__YOUR ASSIGNMENT__
One number is the whole answer: the tally of lines in the records below that contain "profile".

Items from a dataset

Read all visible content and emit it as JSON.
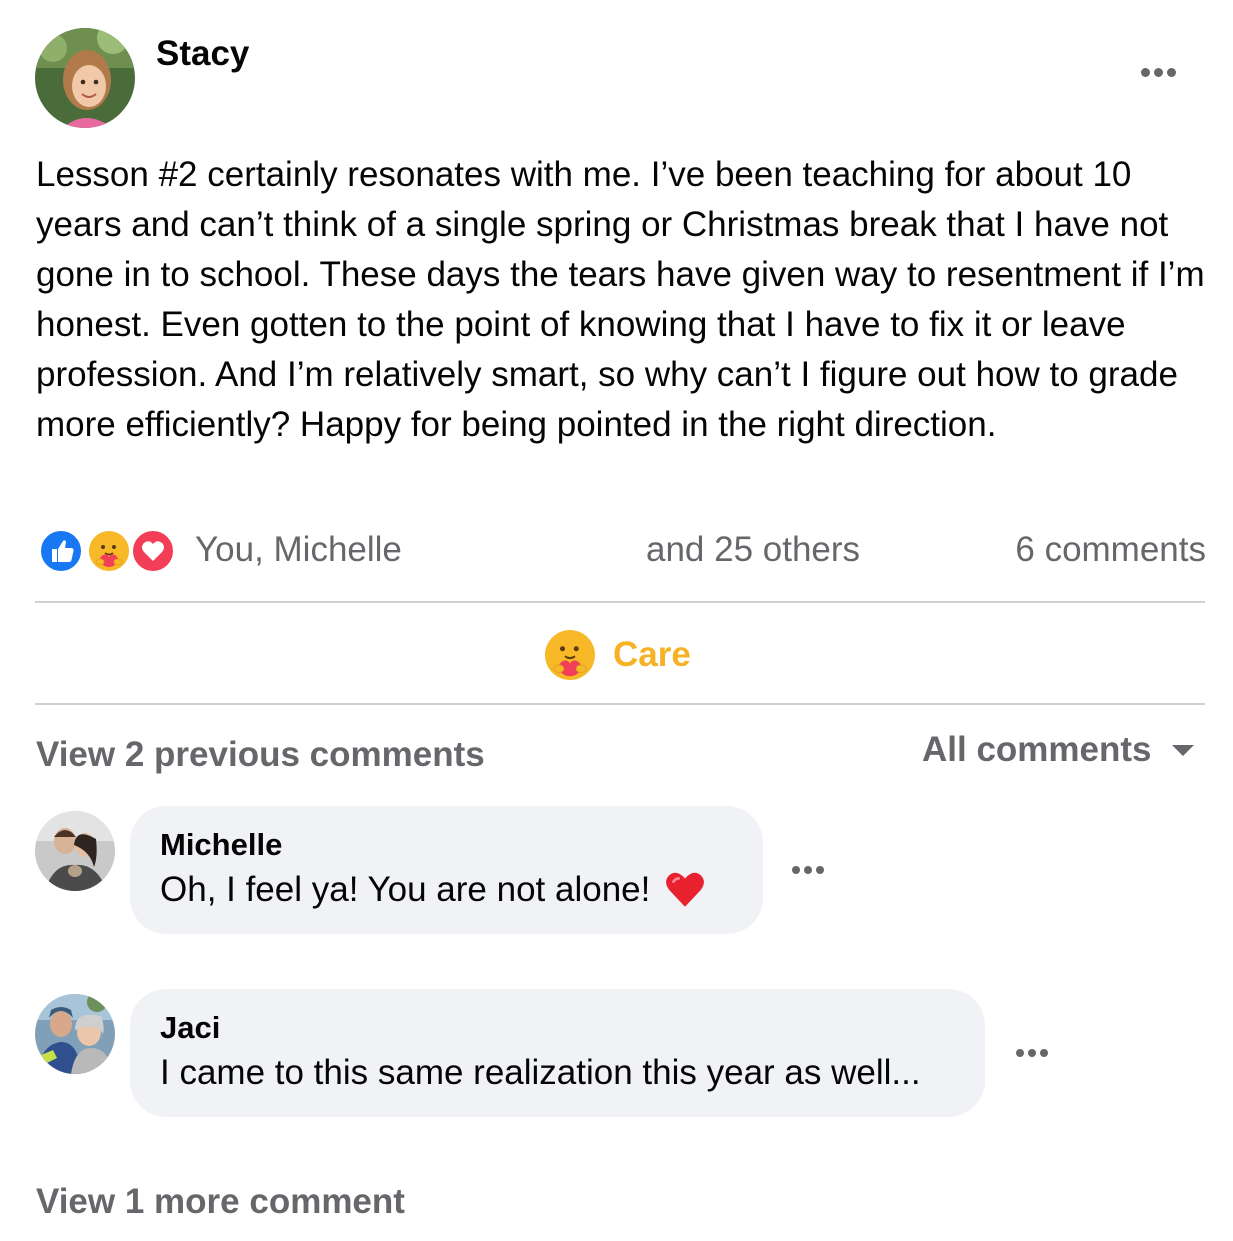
{
  "post": {
    "author": "Stacy",
    "avatar_icon": "profile-photo-girl",
    "body": "Lesson #2 certainly resonates with me. I’ve been teaching for about 10 years and can’t think of a single spring or Christmas break that I have not gone in to school. These days the tears have given way to resentment if I’m honest. Even gotten to the point of knowing that I have to fix it or leave profession. And I’m relatively smart, so why can’t I figure out how to grade more efficiently? Happy for being pointed in the right direction."
  },
  "reactions": {
    "icons": [
      "like-icon",
      "care-icon",
      "love-icon"
    ],
    "names": "You, Michelle",
    "others": "and 25 others",
    "comment_count": "6 comments"
  },
  "actions": {
    "care_label": "Care",
    "care_color": "#f7b125"
  },
  "comments_header": {
    "view_previous": "View 2 previous comments",
    "filter_label": "All comments"
  },
  "comments": [
    {
      "name": "Michelle",
      "text": "Oh, I feel ya! You are not alone!",
      "emoji": "red-heart-icon",
      "avatar_icon": "profile-photo-couple"
    },
    {
      "name": "Jaci",
      "text": "I came to this same realization this year as well...",
      "avatar_icon": "profile-photo-couple-outdoors"
    }
  ],
  "footer": {
    "view_more": "View 1 more comment"
  },
  "colors": {
    "secondary_text": "#65676b",
    "bubble_bg": "#f0f2f5",
    "like_blue": "#1877f2",
    "love_red": "#f33e58",
    "care_yellow": "#f7b928"
  }
}
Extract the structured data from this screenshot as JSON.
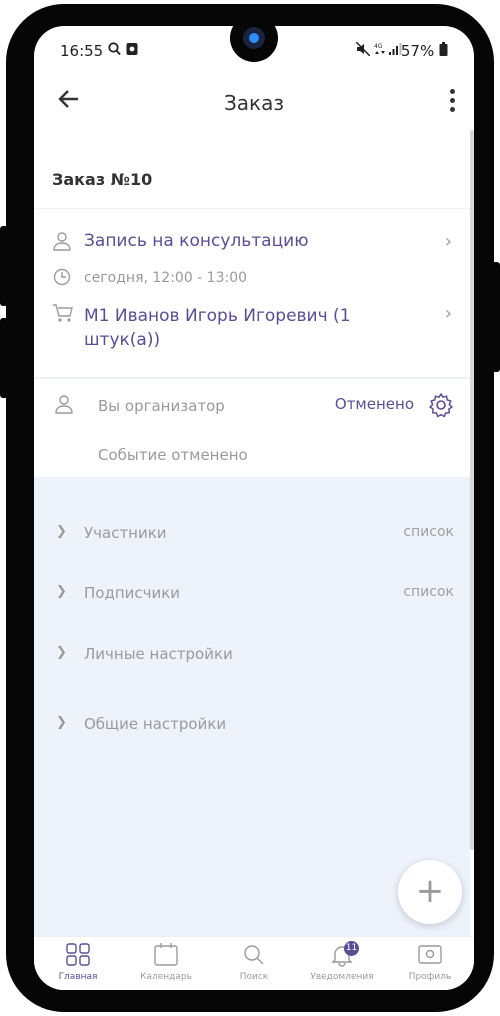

__RESPONSE__
3